In my life, I have performed with the Florida Symphony, the Oakland California Symphony, the Boston Pops Orchestra, and was an associate member of the Chicago Symphony. Now, I work in consulting and have more than 20 years of business experience with specializations in leadership, strategic planning, and organization and process improvement. In a way, music is a lot like business, and during my transition from full-time musician to full-time business executive and consultant, I noticed a few parallels.
What’s your worldview? Think about the ever-shrinking distance between people and things around the planet; how does this impact all of us, not to mention the business-owner or the entrepreneur?
Do you find yourself struggling to form your worldview? As a student, you will find that having a perspective on things outside of your own familiar life will help you grasp concepts that are universal and used across the globe. Being well-rounded and open to new ideas is a recipe for success! If you don’t have a worldview, don’t worry; there are many ways to create one.
Are you looking for something fresh to bring into your next meeting? Individual or group brainstorming can lead to new ideas for 2017, solutions to vexing business issues that plagued you last year, and can help to extend and develop existing ideas.
Here are some tips on how to create fresh thoughts in the new year:
For an individual
Brainstorming should be fun! Shoo away the critic in your head. Even if your thought is ‘off-the-wall’, acknowledge it.
1. Create a mind-map
If you’re like me, the idea of quitting your job makes you nervous. When I left my first employer, I was terrified — but quickly learned that it was OK to make the move because I was working to make my life better. In the end, that’s the most important thing.
Adopting the “put yourself first” mentality can be challenging, though, so here are six things to remember when you decide it’s time to leave.
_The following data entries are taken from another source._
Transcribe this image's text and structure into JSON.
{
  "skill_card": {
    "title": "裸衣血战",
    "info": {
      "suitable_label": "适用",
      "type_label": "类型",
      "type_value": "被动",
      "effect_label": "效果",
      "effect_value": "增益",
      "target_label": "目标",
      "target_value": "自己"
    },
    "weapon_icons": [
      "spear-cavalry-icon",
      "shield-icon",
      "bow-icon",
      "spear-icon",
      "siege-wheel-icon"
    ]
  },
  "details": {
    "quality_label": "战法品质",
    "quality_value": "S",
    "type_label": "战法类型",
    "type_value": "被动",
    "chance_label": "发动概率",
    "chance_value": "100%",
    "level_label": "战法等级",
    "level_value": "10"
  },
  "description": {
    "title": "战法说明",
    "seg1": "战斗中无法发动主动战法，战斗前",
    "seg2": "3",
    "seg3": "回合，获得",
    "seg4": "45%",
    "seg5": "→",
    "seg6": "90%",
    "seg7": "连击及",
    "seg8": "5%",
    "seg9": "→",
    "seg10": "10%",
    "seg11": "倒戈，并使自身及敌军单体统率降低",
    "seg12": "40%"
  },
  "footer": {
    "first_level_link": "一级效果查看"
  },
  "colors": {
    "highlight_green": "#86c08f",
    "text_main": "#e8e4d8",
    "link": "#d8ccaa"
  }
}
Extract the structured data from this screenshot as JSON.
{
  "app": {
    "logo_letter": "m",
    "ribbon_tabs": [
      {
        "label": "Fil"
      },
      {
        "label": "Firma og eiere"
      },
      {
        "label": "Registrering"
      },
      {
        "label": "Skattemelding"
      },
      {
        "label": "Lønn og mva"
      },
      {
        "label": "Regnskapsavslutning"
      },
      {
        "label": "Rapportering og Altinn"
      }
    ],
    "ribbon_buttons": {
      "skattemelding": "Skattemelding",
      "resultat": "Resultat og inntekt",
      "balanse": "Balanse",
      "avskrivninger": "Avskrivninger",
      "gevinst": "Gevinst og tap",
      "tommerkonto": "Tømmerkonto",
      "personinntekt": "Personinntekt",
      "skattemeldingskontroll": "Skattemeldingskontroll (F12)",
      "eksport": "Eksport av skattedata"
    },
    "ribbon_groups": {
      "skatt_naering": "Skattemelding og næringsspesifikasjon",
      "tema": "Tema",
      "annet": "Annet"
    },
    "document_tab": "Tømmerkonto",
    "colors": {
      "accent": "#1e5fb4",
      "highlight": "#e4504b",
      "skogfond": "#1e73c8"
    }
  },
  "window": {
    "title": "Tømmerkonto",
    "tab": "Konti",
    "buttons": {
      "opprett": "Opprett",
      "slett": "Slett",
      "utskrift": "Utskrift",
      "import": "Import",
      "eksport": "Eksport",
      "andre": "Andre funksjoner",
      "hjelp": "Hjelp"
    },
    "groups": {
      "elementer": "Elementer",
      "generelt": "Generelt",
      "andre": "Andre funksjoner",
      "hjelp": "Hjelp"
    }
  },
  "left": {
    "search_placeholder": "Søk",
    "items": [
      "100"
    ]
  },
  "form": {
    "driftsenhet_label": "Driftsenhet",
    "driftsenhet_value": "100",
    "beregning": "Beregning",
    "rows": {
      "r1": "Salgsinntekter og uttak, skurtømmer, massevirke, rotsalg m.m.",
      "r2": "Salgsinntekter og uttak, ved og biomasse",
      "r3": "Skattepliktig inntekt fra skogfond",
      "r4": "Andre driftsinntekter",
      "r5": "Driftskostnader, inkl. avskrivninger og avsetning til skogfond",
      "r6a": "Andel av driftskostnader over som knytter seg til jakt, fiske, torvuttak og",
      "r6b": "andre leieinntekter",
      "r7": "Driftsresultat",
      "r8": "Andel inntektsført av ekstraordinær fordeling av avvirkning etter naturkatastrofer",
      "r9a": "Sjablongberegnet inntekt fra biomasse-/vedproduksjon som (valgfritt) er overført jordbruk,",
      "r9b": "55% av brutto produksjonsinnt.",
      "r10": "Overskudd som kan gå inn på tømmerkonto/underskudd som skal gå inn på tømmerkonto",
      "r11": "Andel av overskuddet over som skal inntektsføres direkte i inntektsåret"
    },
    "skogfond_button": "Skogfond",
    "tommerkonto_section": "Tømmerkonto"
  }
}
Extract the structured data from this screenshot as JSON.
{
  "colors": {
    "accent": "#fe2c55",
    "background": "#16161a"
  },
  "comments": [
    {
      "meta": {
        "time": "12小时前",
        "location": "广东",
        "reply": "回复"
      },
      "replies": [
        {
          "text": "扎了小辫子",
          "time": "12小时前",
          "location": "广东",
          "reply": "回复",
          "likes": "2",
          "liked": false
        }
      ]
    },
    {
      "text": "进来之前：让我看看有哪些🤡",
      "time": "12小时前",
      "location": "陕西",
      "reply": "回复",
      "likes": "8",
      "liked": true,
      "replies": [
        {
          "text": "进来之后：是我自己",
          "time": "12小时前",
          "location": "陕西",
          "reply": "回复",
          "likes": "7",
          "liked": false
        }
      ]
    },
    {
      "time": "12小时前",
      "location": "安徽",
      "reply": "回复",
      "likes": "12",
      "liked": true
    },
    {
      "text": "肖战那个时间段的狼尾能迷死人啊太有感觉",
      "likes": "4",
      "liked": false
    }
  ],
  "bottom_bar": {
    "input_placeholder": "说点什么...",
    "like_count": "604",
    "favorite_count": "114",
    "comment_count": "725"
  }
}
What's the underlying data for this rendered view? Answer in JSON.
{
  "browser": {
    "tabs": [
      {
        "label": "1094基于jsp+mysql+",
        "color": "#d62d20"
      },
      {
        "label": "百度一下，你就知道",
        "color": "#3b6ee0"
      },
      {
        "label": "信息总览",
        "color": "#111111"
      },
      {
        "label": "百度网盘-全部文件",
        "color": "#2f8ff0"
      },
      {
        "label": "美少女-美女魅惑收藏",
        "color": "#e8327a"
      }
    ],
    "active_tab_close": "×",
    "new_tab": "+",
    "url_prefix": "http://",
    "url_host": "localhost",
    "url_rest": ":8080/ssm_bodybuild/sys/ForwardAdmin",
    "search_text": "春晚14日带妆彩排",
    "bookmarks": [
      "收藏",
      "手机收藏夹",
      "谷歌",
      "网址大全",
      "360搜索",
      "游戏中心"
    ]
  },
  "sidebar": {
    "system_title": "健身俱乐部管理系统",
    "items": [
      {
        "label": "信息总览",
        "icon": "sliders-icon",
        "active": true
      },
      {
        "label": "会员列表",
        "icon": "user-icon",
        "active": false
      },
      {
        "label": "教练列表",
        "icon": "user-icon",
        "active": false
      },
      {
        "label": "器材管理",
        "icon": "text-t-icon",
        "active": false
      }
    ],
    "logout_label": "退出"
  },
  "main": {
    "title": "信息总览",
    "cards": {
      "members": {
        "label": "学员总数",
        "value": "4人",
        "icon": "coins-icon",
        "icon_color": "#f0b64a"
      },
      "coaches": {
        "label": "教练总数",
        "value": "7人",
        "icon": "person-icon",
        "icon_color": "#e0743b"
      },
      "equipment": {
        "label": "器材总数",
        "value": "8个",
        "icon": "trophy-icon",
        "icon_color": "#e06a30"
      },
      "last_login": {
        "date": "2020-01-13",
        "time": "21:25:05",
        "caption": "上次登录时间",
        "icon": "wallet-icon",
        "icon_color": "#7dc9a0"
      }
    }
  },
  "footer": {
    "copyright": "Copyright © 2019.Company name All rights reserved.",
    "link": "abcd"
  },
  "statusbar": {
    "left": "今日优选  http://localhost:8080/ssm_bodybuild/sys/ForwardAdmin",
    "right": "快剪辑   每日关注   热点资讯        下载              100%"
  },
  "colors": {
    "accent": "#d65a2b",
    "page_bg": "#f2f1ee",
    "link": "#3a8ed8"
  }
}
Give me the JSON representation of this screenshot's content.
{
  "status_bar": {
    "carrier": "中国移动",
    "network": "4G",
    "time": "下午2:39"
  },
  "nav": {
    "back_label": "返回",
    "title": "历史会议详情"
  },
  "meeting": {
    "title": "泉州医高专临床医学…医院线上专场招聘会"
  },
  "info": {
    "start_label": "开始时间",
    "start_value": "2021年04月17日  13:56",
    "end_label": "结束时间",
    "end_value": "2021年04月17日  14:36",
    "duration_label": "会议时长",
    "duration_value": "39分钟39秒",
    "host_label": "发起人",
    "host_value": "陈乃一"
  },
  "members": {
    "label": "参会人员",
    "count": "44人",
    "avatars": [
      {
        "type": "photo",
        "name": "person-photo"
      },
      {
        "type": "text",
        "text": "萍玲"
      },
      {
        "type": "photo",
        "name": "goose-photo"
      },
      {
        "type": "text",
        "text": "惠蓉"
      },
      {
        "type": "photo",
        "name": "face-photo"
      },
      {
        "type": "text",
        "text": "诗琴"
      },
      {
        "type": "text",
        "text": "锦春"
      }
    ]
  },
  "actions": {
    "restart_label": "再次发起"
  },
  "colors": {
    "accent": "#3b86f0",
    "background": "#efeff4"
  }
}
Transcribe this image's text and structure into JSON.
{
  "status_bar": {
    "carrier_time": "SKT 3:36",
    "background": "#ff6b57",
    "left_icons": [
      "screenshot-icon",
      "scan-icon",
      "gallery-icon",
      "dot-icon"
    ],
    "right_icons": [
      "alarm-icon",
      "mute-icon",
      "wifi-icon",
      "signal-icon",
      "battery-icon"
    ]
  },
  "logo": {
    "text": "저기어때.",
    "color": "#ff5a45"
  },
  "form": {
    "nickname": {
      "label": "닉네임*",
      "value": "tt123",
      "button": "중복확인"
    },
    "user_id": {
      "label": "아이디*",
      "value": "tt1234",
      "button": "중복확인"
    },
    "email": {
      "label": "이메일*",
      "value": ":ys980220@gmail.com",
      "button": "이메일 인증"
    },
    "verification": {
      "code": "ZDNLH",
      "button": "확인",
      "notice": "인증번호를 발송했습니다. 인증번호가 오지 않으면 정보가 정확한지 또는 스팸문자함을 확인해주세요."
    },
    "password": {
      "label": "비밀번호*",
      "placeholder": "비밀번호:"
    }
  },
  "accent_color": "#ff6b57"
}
When faced with a large problem, or several problems, managers can be tempted to think that changing everything will fix everything. They believe sales will rise if only they fire the entire staff, completely change the product line, and/or outsource customer service. Dramatic changes often cause a bad situation to further deteriorate, alienate frontline workers, further frustrate management, and leave customers dissatisfied until the dust settles.
One of the fundamentals of making a sale is to demonstrate value to your prospective buyer. Outlining the features, functions, and benefits (FFBs) of your products or services provides a wonderful selling tool. It demonstrates your knowledge, which builds trust; it links product and services knowledge directly to benefits, which identifies direct value to your customer; it may allow your product/services to “sell themselves;” and it easily leads you directly and smoothly into “the ask.”
Let’s look closely at each of the FFBs and why they matter:
A social media tool that frequently comes up is LinkedIn. People tend to have a love/hate relationship with it. I describe it as Facebook for your professional life. There are certain things I would post on Facebook and others I would post on LinkedIn. Very rarely would I post the same information to both social media tools because the networks are entirely different. Just like you probably have a well-developed personal network on Facebook, you need to take the time to develop your professional profile on LinkedIn.